(Extracted data entries)
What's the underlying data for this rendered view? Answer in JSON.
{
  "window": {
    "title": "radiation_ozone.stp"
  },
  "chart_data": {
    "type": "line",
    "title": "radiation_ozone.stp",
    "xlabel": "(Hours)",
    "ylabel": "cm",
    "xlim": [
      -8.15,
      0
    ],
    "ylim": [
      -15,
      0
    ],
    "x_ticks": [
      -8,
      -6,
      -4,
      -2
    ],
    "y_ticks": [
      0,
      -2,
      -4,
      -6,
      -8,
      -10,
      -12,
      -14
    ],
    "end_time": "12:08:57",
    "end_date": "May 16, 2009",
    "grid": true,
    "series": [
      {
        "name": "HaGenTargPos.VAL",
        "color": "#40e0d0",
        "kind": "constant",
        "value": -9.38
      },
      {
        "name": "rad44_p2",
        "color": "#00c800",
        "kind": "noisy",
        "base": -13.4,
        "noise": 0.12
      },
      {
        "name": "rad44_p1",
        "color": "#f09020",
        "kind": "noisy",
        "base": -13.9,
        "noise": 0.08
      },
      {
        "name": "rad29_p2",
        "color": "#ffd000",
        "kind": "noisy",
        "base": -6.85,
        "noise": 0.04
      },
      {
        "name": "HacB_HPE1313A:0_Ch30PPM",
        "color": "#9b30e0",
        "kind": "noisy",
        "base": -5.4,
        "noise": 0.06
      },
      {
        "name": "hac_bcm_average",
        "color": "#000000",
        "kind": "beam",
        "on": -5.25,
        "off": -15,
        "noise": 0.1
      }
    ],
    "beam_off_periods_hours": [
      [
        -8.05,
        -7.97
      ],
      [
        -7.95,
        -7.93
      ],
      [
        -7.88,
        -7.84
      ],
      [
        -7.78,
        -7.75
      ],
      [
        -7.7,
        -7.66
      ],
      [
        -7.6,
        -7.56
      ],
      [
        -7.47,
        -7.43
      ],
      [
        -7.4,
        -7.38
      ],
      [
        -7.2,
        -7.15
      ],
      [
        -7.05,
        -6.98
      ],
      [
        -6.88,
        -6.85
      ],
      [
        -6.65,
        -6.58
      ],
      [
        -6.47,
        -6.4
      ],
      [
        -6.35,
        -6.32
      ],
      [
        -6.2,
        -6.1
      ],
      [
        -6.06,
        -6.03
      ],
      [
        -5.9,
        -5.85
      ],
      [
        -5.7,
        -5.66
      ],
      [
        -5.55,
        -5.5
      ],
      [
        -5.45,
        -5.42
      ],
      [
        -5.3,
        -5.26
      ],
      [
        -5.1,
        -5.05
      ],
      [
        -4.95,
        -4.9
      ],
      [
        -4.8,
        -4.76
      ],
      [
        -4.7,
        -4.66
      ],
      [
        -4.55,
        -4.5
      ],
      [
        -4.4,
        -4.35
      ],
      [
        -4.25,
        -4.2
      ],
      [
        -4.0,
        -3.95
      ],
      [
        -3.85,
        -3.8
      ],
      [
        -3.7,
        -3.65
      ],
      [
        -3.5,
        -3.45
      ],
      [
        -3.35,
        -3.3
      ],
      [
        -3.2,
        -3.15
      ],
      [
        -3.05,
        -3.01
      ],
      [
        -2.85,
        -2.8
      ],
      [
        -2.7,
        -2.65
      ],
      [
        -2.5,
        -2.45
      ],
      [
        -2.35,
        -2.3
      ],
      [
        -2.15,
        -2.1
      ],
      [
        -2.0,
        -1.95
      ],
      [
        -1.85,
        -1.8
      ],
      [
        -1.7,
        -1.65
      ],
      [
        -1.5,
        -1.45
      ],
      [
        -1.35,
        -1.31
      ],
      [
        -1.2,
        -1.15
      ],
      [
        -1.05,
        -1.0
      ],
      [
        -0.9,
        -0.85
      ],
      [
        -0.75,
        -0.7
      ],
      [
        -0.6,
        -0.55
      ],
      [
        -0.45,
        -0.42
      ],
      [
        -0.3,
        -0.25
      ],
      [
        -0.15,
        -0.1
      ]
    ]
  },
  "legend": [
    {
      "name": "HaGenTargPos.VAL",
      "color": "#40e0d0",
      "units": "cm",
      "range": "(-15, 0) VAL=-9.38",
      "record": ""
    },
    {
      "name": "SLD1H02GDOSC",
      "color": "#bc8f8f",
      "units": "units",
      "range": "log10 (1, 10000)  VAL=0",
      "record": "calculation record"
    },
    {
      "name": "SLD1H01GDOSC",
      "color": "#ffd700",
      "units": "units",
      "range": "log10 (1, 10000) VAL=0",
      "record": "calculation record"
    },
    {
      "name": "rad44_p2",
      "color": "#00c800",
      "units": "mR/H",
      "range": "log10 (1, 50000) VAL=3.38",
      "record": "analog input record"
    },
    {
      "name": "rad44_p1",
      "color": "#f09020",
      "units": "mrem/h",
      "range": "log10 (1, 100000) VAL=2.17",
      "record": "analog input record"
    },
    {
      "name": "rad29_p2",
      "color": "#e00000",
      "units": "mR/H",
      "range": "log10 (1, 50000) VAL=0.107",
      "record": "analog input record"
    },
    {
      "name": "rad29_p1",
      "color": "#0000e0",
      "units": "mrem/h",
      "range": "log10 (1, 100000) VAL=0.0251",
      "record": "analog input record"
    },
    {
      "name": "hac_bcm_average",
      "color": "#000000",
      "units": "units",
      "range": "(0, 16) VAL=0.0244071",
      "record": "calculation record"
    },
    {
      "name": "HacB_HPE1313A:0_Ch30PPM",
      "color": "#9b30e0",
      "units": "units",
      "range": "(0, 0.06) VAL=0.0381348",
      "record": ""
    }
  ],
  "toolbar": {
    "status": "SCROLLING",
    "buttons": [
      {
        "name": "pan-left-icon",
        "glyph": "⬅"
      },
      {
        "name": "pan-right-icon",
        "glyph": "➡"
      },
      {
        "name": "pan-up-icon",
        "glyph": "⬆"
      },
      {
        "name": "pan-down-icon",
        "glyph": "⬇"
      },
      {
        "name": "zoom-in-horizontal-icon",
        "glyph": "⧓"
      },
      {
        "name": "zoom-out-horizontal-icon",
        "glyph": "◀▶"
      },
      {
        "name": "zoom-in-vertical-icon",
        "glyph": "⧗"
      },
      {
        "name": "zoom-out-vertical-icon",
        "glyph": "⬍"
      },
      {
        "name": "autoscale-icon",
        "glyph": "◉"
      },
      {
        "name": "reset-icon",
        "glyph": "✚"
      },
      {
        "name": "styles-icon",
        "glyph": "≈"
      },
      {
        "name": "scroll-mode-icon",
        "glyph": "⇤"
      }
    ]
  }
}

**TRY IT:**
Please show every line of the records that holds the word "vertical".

**RESPONSE:**
        "name": "zoom-in-vertical-icon",
        "name": "zoom-out-vertical-icon",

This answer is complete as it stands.